● Work to be completed:
Wherever "desc" shows up in the records below, copy the whole line.

● Extracted data:
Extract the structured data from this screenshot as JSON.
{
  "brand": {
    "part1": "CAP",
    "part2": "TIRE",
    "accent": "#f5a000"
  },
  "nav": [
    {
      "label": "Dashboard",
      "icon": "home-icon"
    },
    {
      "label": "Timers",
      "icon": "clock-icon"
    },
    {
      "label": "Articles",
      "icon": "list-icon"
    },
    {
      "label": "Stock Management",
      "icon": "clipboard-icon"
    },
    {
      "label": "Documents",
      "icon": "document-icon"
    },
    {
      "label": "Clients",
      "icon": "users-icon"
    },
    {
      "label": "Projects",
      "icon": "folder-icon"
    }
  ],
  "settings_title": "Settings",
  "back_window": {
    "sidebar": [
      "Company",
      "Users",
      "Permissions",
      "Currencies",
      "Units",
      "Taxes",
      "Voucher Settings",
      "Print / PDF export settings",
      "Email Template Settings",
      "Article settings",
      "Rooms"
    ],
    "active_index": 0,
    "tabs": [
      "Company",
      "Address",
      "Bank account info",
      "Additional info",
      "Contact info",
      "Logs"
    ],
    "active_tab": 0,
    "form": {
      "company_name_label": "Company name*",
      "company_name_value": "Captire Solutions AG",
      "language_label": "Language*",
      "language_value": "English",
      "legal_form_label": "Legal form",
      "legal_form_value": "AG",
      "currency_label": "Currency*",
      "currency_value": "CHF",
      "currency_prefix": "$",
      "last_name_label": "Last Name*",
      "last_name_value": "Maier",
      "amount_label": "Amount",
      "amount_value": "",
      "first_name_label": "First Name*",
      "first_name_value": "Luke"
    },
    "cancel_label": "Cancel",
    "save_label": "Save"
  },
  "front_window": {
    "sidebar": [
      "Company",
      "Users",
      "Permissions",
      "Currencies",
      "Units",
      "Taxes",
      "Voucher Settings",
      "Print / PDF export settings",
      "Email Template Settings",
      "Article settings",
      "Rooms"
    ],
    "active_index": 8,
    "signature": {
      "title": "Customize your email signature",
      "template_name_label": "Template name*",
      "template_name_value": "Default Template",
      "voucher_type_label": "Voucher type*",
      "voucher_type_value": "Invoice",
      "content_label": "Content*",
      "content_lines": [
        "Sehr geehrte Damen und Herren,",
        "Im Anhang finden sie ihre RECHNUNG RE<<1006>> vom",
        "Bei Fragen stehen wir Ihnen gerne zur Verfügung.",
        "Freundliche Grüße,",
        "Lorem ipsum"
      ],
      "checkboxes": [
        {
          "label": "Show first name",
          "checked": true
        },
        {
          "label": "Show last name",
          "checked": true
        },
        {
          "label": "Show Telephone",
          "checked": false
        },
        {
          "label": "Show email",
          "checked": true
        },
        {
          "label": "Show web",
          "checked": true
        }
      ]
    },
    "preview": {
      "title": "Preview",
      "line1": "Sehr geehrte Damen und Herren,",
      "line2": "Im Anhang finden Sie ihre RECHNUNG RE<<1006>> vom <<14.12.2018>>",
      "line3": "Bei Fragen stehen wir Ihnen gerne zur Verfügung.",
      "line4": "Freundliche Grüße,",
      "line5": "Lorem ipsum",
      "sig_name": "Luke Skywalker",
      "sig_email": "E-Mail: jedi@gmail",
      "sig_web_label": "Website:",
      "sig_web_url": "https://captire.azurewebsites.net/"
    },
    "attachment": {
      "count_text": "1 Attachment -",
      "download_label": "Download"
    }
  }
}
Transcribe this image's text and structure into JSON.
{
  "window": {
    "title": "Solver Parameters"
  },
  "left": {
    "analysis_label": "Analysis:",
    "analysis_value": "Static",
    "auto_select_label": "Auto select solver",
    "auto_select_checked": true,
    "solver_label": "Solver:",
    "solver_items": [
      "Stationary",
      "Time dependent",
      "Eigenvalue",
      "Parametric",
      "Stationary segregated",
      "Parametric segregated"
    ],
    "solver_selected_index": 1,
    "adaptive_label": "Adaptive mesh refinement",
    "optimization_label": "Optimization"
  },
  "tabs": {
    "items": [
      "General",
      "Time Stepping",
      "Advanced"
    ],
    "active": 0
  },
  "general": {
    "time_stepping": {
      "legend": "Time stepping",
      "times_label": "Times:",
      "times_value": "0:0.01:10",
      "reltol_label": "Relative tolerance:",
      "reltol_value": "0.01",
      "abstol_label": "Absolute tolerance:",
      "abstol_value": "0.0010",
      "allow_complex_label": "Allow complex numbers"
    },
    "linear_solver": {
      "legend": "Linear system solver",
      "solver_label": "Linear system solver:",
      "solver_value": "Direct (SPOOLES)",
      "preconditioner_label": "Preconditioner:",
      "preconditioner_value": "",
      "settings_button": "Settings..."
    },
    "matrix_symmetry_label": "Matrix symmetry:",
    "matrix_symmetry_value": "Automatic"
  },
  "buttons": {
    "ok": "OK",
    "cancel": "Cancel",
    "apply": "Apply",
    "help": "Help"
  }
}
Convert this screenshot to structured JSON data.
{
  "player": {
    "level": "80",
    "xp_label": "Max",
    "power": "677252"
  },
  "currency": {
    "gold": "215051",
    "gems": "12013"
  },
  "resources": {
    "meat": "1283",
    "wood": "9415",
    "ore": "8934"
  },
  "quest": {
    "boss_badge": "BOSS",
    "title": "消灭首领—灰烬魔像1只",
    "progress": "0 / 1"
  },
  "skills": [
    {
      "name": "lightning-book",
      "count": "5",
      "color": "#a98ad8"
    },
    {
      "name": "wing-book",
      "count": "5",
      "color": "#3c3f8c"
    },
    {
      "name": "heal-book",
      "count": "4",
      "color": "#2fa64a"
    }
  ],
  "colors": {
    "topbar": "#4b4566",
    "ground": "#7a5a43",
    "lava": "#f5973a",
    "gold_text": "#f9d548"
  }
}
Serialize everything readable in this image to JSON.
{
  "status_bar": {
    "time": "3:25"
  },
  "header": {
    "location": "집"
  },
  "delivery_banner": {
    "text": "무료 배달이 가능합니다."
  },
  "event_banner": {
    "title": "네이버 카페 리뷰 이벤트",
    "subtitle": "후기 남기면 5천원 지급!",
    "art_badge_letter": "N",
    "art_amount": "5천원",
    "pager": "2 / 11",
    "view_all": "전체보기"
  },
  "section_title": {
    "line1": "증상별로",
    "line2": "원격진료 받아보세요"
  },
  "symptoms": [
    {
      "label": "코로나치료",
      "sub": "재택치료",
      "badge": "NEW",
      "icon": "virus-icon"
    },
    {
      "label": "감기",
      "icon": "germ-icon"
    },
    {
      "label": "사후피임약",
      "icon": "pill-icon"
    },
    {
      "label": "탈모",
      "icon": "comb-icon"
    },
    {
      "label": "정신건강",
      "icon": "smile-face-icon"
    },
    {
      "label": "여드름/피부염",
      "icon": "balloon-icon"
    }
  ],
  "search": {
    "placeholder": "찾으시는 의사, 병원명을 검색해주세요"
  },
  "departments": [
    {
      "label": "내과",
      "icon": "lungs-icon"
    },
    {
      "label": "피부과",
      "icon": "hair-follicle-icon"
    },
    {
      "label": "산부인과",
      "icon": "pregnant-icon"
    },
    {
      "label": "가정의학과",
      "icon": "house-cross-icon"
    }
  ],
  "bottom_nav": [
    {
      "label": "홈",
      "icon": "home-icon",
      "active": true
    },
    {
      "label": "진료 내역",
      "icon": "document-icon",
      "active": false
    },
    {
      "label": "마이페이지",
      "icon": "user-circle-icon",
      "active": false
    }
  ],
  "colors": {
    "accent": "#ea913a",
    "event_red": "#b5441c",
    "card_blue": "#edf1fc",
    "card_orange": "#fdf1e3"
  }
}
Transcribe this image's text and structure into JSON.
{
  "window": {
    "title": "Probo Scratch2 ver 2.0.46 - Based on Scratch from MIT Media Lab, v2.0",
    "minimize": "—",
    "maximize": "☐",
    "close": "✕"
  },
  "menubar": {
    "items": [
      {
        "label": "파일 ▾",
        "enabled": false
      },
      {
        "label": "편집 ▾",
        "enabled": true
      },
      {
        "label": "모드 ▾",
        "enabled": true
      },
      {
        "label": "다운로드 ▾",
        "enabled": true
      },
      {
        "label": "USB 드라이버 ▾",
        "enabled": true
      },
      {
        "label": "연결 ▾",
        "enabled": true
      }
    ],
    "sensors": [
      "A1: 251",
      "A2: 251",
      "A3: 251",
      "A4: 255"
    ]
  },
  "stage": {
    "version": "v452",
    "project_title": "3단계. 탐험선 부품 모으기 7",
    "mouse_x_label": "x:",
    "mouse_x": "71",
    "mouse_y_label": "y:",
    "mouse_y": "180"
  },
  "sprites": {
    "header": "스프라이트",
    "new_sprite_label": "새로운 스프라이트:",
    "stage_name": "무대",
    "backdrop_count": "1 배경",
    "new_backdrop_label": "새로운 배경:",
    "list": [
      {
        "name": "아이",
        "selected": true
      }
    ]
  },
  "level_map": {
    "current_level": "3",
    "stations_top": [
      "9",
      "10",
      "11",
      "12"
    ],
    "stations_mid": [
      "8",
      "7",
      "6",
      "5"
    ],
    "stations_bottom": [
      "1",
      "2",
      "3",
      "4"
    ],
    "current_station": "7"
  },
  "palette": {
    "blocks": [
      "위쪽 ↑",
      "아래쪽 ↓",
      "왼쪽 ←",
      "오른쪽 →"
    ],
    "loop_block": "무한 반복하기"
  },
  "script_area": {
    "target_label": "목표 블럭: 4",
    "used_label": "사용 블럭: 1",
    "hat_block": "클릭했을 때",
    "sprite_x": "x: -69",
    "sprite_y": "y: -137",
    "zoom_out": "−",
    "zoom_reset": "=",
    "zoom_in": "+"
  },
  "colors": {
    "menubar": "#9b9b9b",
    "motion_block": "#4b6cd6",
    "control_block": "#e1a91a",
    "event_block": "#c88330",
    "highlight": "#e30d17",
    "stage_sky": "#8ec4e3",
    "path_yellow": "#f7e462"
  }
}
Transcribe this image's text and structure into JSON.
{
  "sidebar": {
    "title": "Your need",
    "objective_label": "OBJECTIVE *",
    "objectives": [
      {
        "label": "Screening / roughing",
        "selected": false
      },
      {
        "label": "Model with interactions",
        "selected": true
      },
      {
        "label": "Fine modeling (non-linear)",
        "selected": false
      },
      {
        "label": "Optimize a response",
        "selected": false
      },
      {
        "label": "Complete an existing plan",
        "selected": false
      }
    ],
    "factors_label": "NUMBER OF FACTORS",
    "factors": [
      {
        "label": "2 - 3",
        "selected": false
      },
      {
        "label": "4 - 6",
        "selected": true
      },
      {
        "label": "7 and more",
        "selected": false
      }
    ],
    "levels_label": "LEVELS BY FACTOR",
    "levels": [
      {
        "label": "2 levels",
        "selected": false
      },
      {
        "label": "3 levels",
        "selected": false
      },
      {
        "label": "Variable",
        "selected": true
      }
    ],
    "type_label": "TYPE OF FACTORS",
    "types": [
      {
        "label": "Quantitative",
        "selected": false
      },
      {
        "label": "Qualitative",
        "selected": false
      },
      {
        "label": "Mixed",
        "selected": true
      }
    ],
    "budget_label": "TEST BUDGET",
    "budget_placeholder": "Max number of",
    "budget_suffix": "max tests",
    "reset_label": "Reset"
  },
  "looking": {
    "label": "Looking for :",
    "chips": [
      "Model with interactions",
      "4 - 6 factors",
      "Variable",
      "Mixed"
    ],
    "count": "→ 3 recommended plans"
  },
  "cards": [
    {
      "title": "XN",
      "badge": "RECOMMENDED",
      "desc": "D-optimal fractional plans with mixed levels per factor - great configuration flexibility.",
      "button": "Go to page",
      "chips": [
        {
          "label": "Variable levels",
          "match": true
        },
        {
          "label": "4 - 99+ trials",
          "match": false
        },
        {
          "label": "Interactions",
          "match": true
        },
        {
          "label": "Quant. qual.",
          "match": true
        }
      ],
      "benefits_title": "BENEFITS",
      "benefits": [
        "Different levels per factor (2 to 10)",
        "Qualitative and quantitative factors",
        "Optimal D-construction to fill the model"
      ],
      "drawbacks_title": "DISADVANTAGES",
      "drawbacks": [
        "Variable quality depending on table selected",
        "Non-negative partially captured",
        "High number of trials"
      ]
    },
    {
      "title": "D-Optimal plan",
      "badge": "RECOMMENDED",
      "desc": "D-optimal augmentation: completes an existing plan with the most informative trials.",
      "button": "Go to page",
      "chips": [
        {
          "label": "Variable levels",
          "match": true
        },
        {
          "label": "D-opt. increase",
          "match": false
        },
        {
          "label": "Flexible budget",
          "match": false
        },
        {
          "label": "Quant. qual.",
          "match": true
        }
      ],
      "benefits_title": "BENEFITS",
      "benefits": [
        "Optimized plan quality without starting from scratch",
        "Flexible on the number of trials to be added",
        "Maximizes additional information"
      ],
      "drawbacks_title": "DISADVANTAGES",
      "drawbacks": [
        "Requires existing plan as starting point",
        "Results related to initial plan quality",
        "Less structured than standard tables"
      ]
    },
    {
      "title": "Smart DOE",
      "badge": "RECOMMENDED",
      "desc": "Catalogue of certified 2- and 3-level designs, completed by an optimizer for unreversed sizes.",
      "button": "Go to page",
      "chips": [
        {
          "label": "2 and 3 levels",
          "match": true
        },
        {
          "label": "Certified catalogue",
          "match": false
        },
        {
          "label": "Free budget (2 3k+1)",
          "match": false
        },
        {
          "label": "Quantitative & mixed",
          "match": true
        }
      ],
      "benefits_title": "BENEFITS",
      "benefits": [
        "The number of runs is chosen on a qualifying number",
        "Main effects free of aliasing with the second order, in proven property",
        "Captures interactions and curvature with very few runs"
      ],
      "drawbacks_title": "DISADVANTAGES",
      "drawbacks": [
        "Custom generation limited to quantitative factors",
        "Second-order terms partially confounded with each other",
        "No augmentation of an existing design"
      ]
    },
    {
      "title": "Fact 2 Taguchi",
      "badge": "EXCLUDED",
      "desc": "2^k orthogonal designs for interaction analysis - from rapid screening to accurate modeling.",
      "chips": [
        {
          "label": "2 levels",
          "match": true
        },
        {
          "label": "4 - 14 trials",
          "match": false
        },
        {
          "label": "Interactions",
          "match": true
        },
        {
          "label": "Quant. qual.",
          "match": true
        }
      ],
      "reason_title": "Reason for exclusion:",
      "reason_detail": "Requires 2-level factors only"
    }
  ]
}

● Result of the exercise:
      "desc": "D-optimal fractional plans with mixed levels per factor - great configuration flexibility.",
      "desc": "D-optimal augmentation: completes an existing plan with the most informative trials.",
      "desc": "Catalogue of certified 2- and 3-level designs, completed by an optimizer for unreversed sizes.",
      "desc": "2^k orthogonal designs for interaction analysis - from rapid screening to accurate modeling.",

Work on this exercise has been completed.